Straight No Chaser is one of the highest profile a cappella groups in the world. All of this success arose from an unlikely story—an alumnus of a college a cappella group posted a decade-old video of his group on YouTube. Fifteen million views later, Atlantic Records came calling. The group released a pair of holiday albums, then a collection of pop covers in 2010 under the title With a Twist.
In Under the Influence, Straight No Chaser has taken on a whole new project. Not just an a cappella album, but one peppered with guest solos from some of the biggest names in modern music—legends the likes of Elton John, Phil Collins, Stevie Wonder, and Dolly Parton, alongside big names like Sara Bareilles, Rob Thomas, Jason Mraz, and Seal.

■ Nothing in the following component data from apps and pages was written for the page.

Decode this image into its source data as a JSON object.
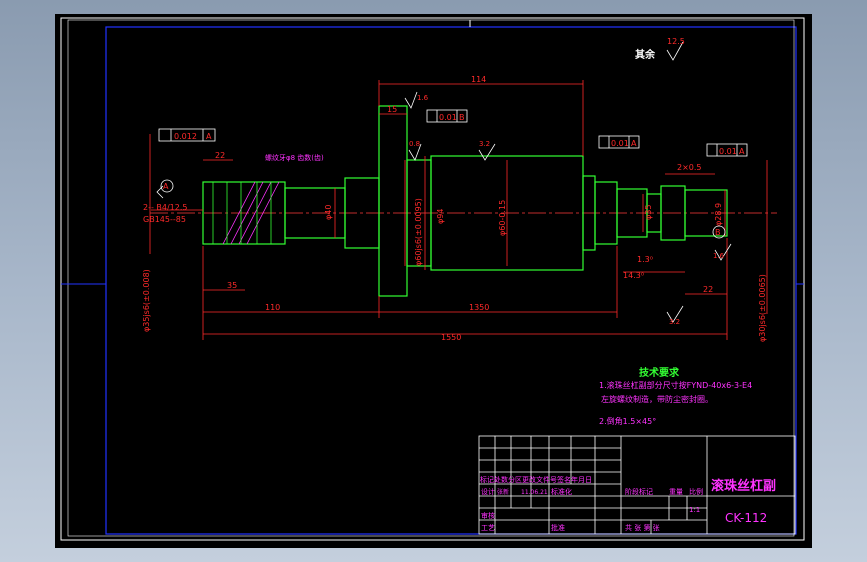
{
  "drawing": {
    "surface_note": "其余",
    "surface_roughness_general": "12.5",
    "dimensions": {
      "d114": "114",
      "d15": "15",
      "d22": "22",
      "d2x05": "2×0.5",
      "d35": "35",
      "d110": "110",
      "d1350": "1350",
      "d1550": "1550",
      "d22b": "22",
      "d143": "14.3⁰",
      "d13": "1.3⁰",
      "thread_spec": "2-- B4/12.5",
      "thread_std": "GB145--85"
    },
    "diameters": {
      "dia35": "φ35js6(±0.008)",
      "dia40": "φ40",
      "dia60js6": "φ60js6(±0.0095)",
      "dia94": "φ94",
      "dia60": "φ60-0.15",
      "dia35b": "φ35",
      "dia28": "φ28.9",
      "dia30": "φ30js6(±0.0065)"
    },
    "roughness": {
      "r16a": "1.6",
      "r08": "0.8",
      "r32": "3.2",
      "r16b": "1.6",
      "r32b": "3.2"
    },
    "tolerance_frames": {
      "runout_left": "0.012",
      "runout_left_ref": "A",
      "runout_top": "0.01",
      "runout_top_ref": "B",
      "runout_mid": "0.01",
      "runout_mid_ref": "A",
      "runout_right": "0.01",
      "runout_right_ref": "A"
    },
    "datum_left": "A",
    "datum_right": "B",
    "callout_text": "螺纹牙φ8\n齿数(齿)"
  },
  "requirements": {
    "heading": "技术要求",
    "line1": "1.滚珠丝杠副部分尺寸按FYND-40x6-3-E4",
    "line2": "左旋螺纹制造，带防尘密封圈。",
    "line3": "2.倒角1.5×45°"
  },
  "title_block": {
    "part_name": "滚珠丝杠副",
    "drawing_number": "CK-112",
    "row_change": "标记处数分区更改文件号签名年月日",
    "row_design": "设计",
    "designer_mark": "张新",
    "design_date": "11.06.21",
    "standardize": "标准化",
    "stage_label": "阶段标记",
    "weight_label": "重量",
    "scale_label": "比例",
    "scale_value": "1:1",
    "review_label": "审核",
    "process_label": "工艺",
    "approve_label": "批准",
    "sheet_info": "共 张  第 张"
  }
}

The resulting album may very well be the most commercially viable a cappella album of all time, and certainly a CD that’s easy on the ears. That said, given the talent involved in recording this album, it’s only natural to raise the question, is this one of the greatest a cappella albums ever recorded? Unfortunately, it’s on that particular front that I feel the album falls short of what some listeners might hope for.
The album gets off to a hot start with Straight No Chaser covering The Jackson Five’s “I Want You Back,” featuring Sara Bareilles on the solo. Many groups have covered this song, including Sonos’s reimagining of the piece that earned them accolades galore in the a cappella community, but a lukewarm reaction on The Sing-Off. SNC’s approach is more direct than that, and Bareilles is a near-perfect choice for her role. You’re going to be hard pressed to find a male lead who can touch the original MJ vocals on this number, but Bareilles’ timbre is just distinct enough to lightly reinvent the song without bucking tradition, besides the fact that she has enough a cappella cred to have hardcore fans of the genre eating out of her hand from the first verse.
Unfortunately, Bareilles’s performance is an exception rather than the rule when it comes to creative surprises on this album. Most of the leads are simply singing straight forward takes on their most recognizable songs with a cappella backing rather than their usual instrumentation. Don’t get me wrong:
A) I recognize it’s phenomenal accomplishment for SNC and the a cappella genre to have music stars of this caliber recording on this album and
B) When it comes to a cappella groups replacing instruments, there are few groups in the world that can touch SNC.
All of that said, I wish we had more surprises or riffs off originals like Bareilles subbing in for Michael Jackson, as opposed to relatively obvious takes like Seal singing “Kiss From A Rose.” I realize that this probably had a lot to do with creative input from the guest artists, rather than SNC, since not everyone is as malleable Bareilles. Nonetheless, the creative output left me feeling a little flat.
Most of the songs without guest solos didn’t break much ground for me, eith: a mash up of Fun. songs that, as well executed as it was, didn’t seem to add much new to the plethora of mashups of this ilk that flooded the scholastic a cappella scene over the last year; a polished cover of “Rolling in the Deep” that similarly echoed what so many other groups are doing today; capped with a posh take on “Hallellujah," built on the foundation of a fantastic arrangement by Take 6's Mark Kibble, but that nonetheless didn't feel like it captured all of the ache at the core of the song.
The album does have some truly sublime spots. I particularly enjoyed “Against All Odds” in which the repeated, haunting echo of “you are the only one” from the background sells the desperation of the song. I dug the fake out intro “Don’t Let The Sun Go Down On Me” with the group starting en medias res before Elton John keys in with his signature vocals. Stevie Wonder’s little Easter egg of a “hell yeah” on the finish to “Signed, Sealed, Delivered (I’m Yours)” communicated a bit of the genuine joy and enthusiasm that went into recording this album. All good things.
Back to the placement of this album among the all-time greats of the a cappella canon. If you’re looking for an album to sway someone who professes he doesn’t like a cappella, or who listens to the genre casually at best, this is a near-perfect album to draw in such a listener. It’s a lot of fun to hear major names in contemporary music do their thing alongside one of the top a cappella groups singing today, the production is perfectly clean, and the full track listing is made up of easily recognizable, sing-along hits.
For all of these merits, when I listen to an a cappella album, I hope to hear surprises. New song discoveries. An original. Creative reinventions and new techniques. To make a comparison to modern cinema, I’d label this album something like The Hangover--very much entertaining and even memorable, but not the sort of masterwork that makes a profound artistic statement, or threatens to change the way we look at the world. If you’re a fan of SNC (which I am), or a big fan of any of this album’s guest stars, you will probably get your money’s worth buying this CD. Just don’t expect many surprises after track one.